The top 10 results in search engines represent a commodity that is limited in scope and sought by millions from every online market imaginable.
While there is nothing I enjoy more than passing along SEO techniques or what we have discovered about SEO to others. The only downside is once you share a technique or tactic; this only breeds additional competitors (if they are active in your market).
Talking about SEO and executing it better than 99% of the other websites online in a given market are two different things. This either means (a) the market is flimsy or (b) you really know what you’re doing, why you’re doing it and (c) how long it will take depending on the variables and resources present. Each campaign inevitably presents its own unique challenges, rewards and monetary and time commitments.

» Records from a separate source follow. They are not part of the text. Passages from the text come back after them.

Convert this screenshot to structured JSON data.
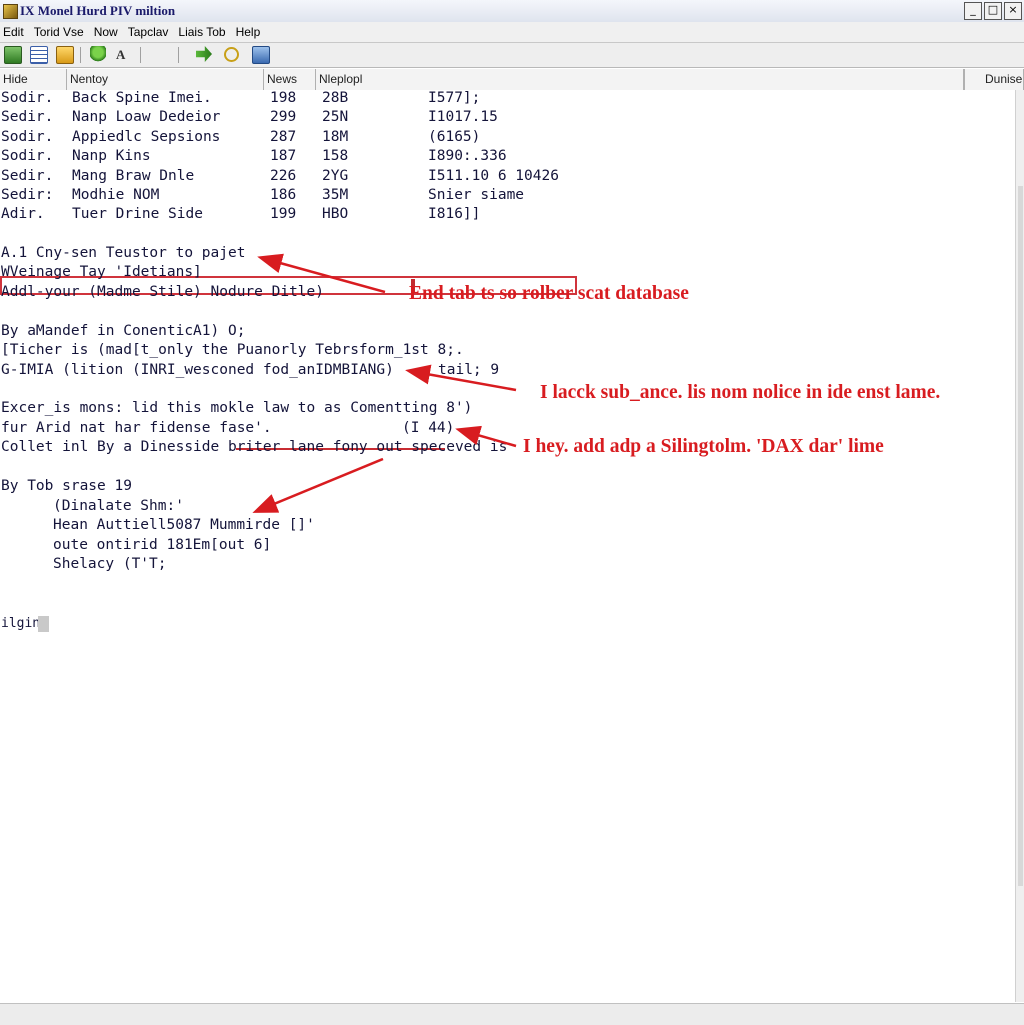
{
  "window": {
    "title": "IX Monel Hurd PIV miltion",
    "controls": [
      "_",
      "□",
      "×"
    ]
  },
  "menu": [
    "Edit",
    "Torid Vse",
    "Now",
    "Tapclav",
    "Liais Tob",
    "Help"
  ],
  "toolbar": {
    "icons": [
      "save-icon",
      "table-icon",
      "folder-icon",
      "pin-icon",
      "text-icon",
      "forward-icon",
      "search-icon",
      "bookmark-icon"
    ]
  },
  "columns": {
    "c1": "Hide",
    "c2": "Nentoy",
    "c3": "News",
    "c4": "Nleplopl",
    "c5": "Dunise"
  },
  "rows": [
    {
      "a": "Sodir.",
      "b": "Back Spine Imei.",
      "c": "198",
      "d": "28B",
      "e": "I577];"
    },
    {
      "a": "Sedir.",
      "b": "Nanp Loaw Dedeior",
      "c": "299",
      "d": "25N",
      "e": "I1017.15"
    },
    {
      "a": "Sodir.",
      "b": "Appiedlc Sepsions",
      "c": "287",
      "d": "18M",
      "e": "(6165)"
    },
    {
      "a": "Sodir.",
      "b": "Nanp Kins",
      "c": "187",
      "d": "158",
      "e": "I890:.336"
    },
    {
      "a": "Sedir.",
      "b": "Mang Braw Dnle",
      "c": "226",
      "d": "2YG",
      "e": "I511.10 6 10426"
    },
    {
      "a": "Sedir:",
      "b": "Modhie NOM",
      "c": "186",
      "d": "35M",
      "e": "Snier siame"
    },
    {
      "a": "Adir.",
      "b": "Tuer Drine Side",
      "c": "199",
      "d": "HBO",
      "e": "I816]]"
    }
  ],
  "lines": {
    "l1": "A.1 Cny-sen Teustor to pajet",
    "l2": "WVeinage Tay 'Idetians]",
    "l3": "Addl-your (Madme Stile) Nodure Ditle)",
    "l4": "By aMandef in ConenticA1) O;",
    "l5": "[Ticher is (mad[t_only the Puanorly Tebrsform_1st 8;.",
    "l6": "G-IMIA (lition (INRI_wesconed fod_anIDMBIANG)",
    "l6b": "tail; 9",
    "l7": "Excer_is mons: lid this mokle law to as Comentting 8')",
    "l8": "fur Arid nat har fidense fase'.",
    "l8b": "(I 44)",
    "l9": "Collet inl By a Dinesside briter lane fony out speceved is",
    "l10": "By Tob srase 19",
    "l11": "(Dinalate Shm:'",
    "l12": "Hean Auttiell5087 Mummirde []'",
    "l13": "oute ontirid 181Em[out 6]",
    "l14": "Shelacy (T'T;",
    "prompt": "ilgin"
  },
  "annotations": {
    "a1": "End tab ts so rolber scat database",
    "a2": "I lacck sub_ance. lis nom nolice in ide enst lame.",
    "a3": "I hey. add adp a Silingtolm. 'DAX dar' lime"
  },
  "colors": {
    "annotation": "#d81c20",
    "selection": "#d0343c",
    "text": "#14143a"
  }
}
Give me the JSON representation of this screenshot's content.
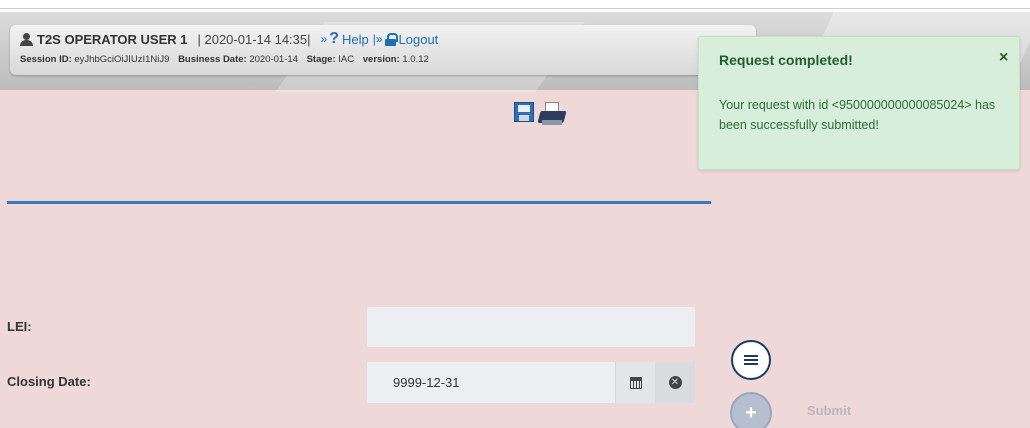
{
  "header": {
    "user_name": "T2S OPERATOR USER 1",
    "datetime": "| 2020-01-14 14:35|",
    "help_label": "Help",
    "logout_label": "Logout",
    "link_separator_1": "»",
    "link_separator_2": "|»",
    "session_label": "Session ID:",
    "session_value": "eyJhbGciOiJIUzI1NiJ9",
    "business_date_label": "Business Date:",
    "business_date_value": "2020-01-14",
    "stage_label": "Stage:",
    "stage_value": "IAC",
    "version_label": "version:",
    "version_value": "1.0.12"
  },
  "form": {
    "lei_label": "LEI:",
    "lei_value": "",
    "closing_date_label": "Closing Date:",
    "closing_date_value": "9999-12-31",
    "submit_label": "Submit"
  },
  "notification": {
    "title": "Request completed!",
    "close_glyph": "×",
    "message": "Your request with id <950000000000085024> has been successfully submitted!"
  },
  "icons": {
    "user": "user-icon",
    "help": "question-icon",
    "logout": "lock-icon",
    "save": "floppy-disk-icon",
    "print": "printer-icon",
    "calendar": "calendar-icon",
    "clear": "clear-circle-icon",
    "list": "list-icon",
    "add": "plus-icon",
    "close": "close-icon"
  },
  "colors": {
    "page_background": "#eed8d8",
    "link_blue": "#1f6fb6",
    "rule_blue": "#3b78bd",
    "toast_background": "#d7eedb",
    "toast_text": "#245e2d",
    "navy": "#1d3a64"
  }
}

I can honestly state that our firm SEO Design Solutions executes campaigns on this level and our clients can attest to the fact (despite their desire to remain silent) that when conquering the most competitive, lucrative traffic-bearing keywords in a market, you have to know what to apply and when to apply it to get past seasoned competitors.

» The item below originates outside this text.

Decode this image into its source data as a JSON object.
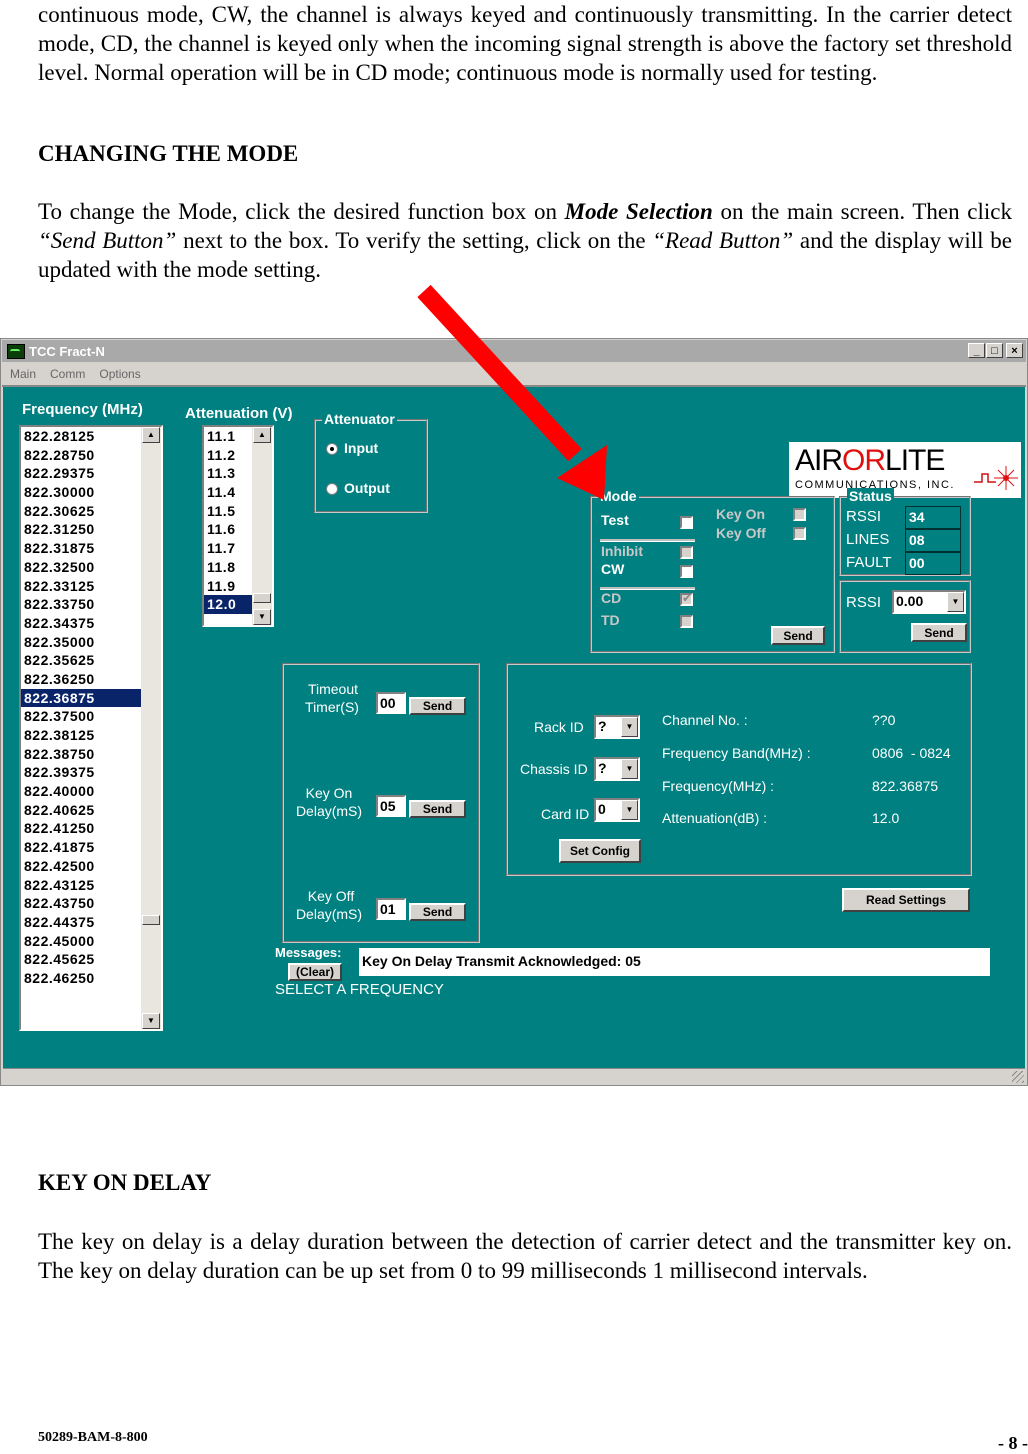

Two things to consider about SEO are (1) the better you are at it, the less clients assume they need you after scaling past competitors and acquiring page one results in a competitive vertical and (2) you are only successful if it works.
The need to assess, measure and pull the roots up from time to time to see if the plant is growing is an impulse that must be checked in lieu of tangible, stable rankings which must settle over time as a byproduct of relevance, trust and citation.
The 3 Stages of SEO Dominance
You need three things to succeed in a ranking war or battle for market share amongst various keyword clusters. Those three things are:
1. Content (relevance and volume).
2. Proper site architecture (CMS, Static and Internal Linking) and…
3. The proper volume and layers of deep links from other websites (to gain peer review).
Not putting the cart before the horse means you have to assess where you are at within this framework, or if your website has the equity it needs and merely lacks the structure or is it lacks the on page or off page resources. Being honest about if your site is merely grasping at straws randomly in its current embodiment and what you are going to do about it is paramount for creating progress.
In either situation, you still have to embrace and approach the market holistically and look beyond the keywords to see which competitors are dominant (across a cluster of keywords) to determine which methods they are using – so you can surpass them.
Under the first assumption of content, how many times do you have to see a Wikipedia listing in Google’s #1 position for virtually any keyword before you acknowledge that content relevance and volume are a large part of the algorithm and how it assumes trust (which is a precursor to rankings).
Links can come and go or gain or lose favor, but trusted websites which house authoritative content are the most difficult to usurp and surpass in search engines organically.
Case in point; if you have a 100 page website and your competitors have 10,000 pages (in addition to deep links as well), forget about just using links to surpass them; it’s time to hire an SEO copywriter to create something for search engines to sink their teeth into.
The sheer volume of collective content (published over time) allows those collective internal pages to pass authority from relevant page to relevant page and ball-roll trust and link equity into a powerhouse authority site (which requires less direct citation to any specific landing page to gain prominence).
In other words, if you are looking at the page from a fragmented personification (blindly assuming that links alone pushed it there) then you are missing the boat entirely. Domain authority is the ultimate SEO objective (which means volumes of relevant pages with a clear focus on which page is the champion for a given search phrase or keyword), which leads to our next point.
The Price of Relevance
There really are only four nodes of this assessment that correspond to the three metrics above:
1. You need more / relevant content.
2. You need more internal links and on site coherence to create the relevance signal and sculpt link equity.
3. You need more citation (en mass) from other sites or more relevant / trusted links or
4. All of the above.
If your pages lack any of those four ingredients above, then you are at the mercy of your competitor’s momentum and previous investment of time, content, links or SEO strategy.
That could mean they have the jump on you from layering page after page ahead of you to amass a higher relevance score than your website. Or, if you are challenging them to an off-page popularity contest with links to see who gains more trust, then you need to ensure you have a diverse, yet trusted link profile to stave their advance.
Getting to page 1 is worth it for competitive, market-defining keywords that wield massive traffic or can establish your website as a definitive brand leader. You just have to ask yourself, are you willing to invest the time, SEO costs to compete and have the patience to let the organic SEO kick in to see the fruits of your labor (ROI).
If not, then better leave it to the early adopters with vision, a stable budget and a grip of scale who understand what it takes from the standpoint of on page SEO, site architecture and off page optimization to arrive at page 1.